Vice’s new chief international growth officer David Purdy, formerly of Rogers Media, told the committee that Vice’s brand of local news – while not backed by a physical presence in cities other than Toronto, Vancouver and Montreal – is able to maintain editorial independence and can be exported and monetized for international audiences.
He also noted the company aims to keep audiences by being “respectful of millennials’ time,” who have a lower threshold for heavy ad loads than preceding generations. As a result, the company is trying to ensure the number of ads is kept to a minimum on both its linear and online properties.
Channel Zero also went before the CRTC to talk about its own struggles with providing local news programming.

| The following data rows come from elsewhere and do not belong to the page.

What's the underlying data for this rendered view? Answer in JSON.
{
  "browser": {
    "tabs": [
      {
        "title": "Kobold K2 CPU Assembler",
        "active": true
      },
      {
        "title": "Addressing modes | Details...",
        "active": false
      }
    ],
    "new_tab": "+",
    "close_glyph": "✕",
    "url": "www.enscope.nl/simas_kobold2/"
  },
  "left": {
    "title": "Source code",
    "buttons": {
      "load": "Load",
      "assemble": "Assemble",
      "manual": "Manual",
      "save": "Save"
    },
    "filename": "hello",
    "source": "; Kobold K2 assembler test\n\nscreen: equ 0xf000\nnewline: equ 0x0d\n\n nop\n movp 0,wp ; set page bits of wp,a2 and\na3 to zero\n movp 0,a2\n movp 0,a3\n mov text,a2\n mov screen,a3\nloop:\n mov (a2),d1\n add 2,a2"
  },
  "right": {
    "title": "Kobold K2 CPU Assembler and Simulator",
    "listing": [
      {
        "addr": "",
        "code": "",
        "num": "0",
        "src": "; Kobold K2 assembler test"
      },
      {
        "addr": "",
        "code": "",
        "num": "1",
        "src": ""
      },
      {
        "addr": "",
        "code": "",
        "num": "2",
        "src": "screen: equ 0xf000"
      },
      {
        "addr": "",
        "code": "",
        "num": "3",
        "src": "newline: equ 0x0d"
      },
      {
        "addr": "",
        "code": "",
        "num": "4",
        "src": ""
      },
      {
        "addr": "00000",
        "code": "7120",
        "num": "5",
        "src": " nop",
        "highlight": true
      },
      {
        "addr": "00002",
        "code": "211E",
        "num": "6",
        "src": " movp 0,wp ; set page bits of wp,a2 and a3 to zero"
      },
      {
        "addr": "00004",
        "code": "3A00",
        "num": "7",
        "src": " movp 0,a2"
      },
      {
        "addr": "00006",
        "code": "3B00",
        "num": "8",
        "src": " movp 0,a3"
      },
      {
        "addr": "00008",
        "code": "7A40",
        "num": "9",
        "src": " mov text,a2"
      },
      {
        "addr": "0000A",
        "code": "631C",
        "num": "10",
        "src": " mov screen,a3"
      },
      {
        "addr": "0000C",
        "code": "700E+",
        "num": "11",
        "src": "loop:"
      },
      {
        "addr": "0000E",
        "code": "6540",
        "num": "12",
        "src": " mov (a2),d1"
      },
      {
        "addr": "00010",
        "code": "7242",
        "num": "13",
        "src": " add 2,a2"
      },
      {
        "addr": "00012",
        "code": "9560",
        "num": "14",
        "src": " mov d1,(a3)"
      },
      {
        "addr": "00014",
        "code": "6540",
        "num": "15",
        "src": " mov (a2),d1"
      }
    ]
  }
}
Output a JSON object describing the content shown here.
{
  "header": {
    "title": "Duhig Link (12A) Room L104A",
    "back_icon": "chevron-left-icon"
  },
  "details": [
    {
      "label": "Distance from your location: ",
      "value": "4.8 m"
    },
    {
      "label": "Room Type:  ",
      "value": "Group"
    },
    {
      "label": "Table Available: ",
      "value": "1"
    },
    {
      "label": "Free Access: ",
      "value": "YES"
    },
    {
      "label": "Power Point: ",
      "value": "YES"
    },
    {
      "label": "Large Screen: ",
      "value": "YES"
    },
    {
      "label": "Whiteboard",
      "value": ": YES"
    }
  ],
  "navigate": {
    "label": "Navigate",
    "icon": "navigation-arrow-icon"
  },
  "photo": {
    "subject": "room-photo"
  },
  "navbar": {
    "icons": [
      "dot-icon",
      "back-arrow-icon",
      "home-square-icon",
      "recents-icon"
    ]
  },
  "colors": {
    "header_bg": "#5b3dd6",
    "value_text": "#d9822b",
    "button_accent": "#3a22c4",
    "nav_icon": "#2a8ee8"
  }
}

Channel Zero’s local Hamilton channel CHCH had to bring its local news operations in-house after Channel 11 L.P., the company that had created local news for CHCH since 2009, declared bankruptcy.
With ad revenues continuing to drop on local channels such as CHCH, local news “is becoming increasingly difficult to produce,” Channel Zero CEO Romen Podzyhun told the committee. In the past, he noted, there were three types of ad impressions – local, regional/provincial and national. The past two years, however, has seen regional advertising drop off and national advertising increase. This has caused advertisers to “buy around” some local news networks, resulting in a dip in ad-generated revenues.
Local news is still in high demand, added VP of sales and marketing Chris Fuoco, but it is also the most expensive part of the company’s outlay. “People want more of it, but if you follow that [the demand], the quicker you go broke,” he said.